If someone steals your idea, take it as a compliment and know you'll come up with another one...or two...or ten. Look up at the city windows or twinkling stars and remember that you live in a world of abundance. Old ideas are always being recycled; new ideas pop up when you least expect them.

Tuesday, February 2, 2010

If a Child Really, Really, Really Wants a Book, Why Insist He/She Buy a Different One?

I hadn't thought of the classic Now We Are Sixby A. A. Milnein years--and then I overheard this conversation in a Barnes & Noble:

Mom: Choose a book and I'll buy it for you.
Son: I want THIS one!
Mom: I'm NOT buying that for you. It's too young.
Son: But I really, really, really want this one. Pleease.
Mom: That book is too babyish for you. It's called Now We Are Six--but YOU just turned seven.
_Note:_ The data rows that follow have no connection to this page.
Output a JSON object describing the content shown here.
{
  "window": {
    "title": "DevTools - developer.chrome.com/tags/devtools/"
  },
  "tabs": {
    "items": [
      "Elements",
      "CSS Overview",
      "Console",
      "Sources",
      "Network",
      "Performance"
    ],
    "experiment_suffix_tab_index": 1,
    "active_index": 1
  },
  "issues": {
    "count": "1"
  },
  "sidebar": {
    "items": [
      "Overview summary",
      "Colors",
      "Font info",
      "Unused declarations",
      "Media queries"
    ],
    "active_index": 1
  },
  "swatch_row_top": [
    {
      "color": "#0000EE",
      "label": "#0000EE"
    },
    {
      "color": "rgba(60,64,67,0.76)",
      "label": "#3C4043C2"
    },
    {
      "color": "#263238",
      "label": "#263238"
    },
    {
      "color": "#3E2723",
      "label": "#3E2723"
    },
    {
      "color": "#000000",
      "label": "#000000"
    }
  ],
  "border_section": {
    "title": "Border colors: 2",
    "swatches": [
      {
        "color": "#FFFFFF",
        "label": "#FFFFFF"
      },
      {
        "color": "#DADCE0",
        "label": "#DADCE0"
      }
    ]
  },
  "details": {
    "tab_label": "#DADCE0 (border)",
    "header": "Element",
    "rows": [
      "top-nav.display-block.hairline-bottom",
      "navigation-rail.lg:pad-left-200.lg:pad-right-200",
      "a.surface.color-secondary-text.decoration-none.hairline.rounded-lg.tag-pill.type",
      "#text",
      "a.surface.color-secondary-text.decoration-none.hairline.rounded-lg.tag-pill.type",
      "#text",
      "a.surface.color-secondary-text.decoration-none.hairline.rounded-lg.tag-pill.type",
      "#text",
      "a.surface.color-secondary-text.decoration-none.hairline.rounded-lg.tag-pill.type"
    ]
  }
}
I wanted to pop out from behind the shelves and 1. inform the mom that her son had made an excellent choice, having selected an ageless, timeles, classic poetry book; 2. read them "Sneezles", one of my favorite poems in the book; and 3. buy one copy of the book for myself and another for the boy.) But knowing it really wasn't my business, I did nothing. 

As a parent, I understand how the mom might want her 7-year-old to choose a book that's right for his reading level. But as a book lover who is passionate about choosing her own books, I can't help but wish for children to be allowed a similar freedom. 

As a children's book author, I participate in many book fairs and often hear parents trying to steer their children into making the "right" book choices. I'm so used to this that when a child is interested in my picture book City Witch, Country SwitchI automatically tell the parents that it's not a Halloween book. Why? Because younger kids who fall in love Bus to Booville or You Can't Scare Me--two of my books that ARE Halloween books--are often told "no because it's not Halloween," as if kids don't love monsters, ghosts, and spooky stuff all year around!  

When a child really, really, really wants a book, what's wrong with responding with an automatic "no"?
1. The child might feel he makes poor choices.
2. It robs him of the chance to explore, enjoy, and learn from a book she was drawn to.
3. It implies that there's a "right" and "wrong" answer in choosing a book. When a parent asks the child to "choose" a book, shouldn't he/she be able to do just that?

If your child buys a book that's too easy, so what. Suggest he read it to a younger kid. If he chooses a book that's too difficult, either read it to him or save it until he grows into it. If the book never gets read, arrange for your child to donate it to a library or charity. It's all good! And your child will know that you value his taste in books.

My 9-year-old son has always gravitated to non-fiction books way above his level. If I'd said no because of reading level, he'd never have gotten frustrated with the words...and I'd never have ended up reading to him...and he'd never have learned as much as he knows now about spies, mummies, pyramids, pirates, venomous creatures, and World War II as he does. Did my son learn to read? Of course--all kids do. But because his earlier book choices were not on his level, he now knows more than I did at his age, and he chooses his books with confidence and excitement.

Fortunately, there are plenty of parents who leave the book choice up to their child--regardless of level. Many adults still enjoy their childhood favorites like I do--which reminds me. I'm going to read A. A. Milne's poem Sneezles before my son comes home from school. I hope a copy finds its way to the boy from Barnes &Noble via a librarian, teacher, grandma, or--better yet--his mom who eventually comes to her senses.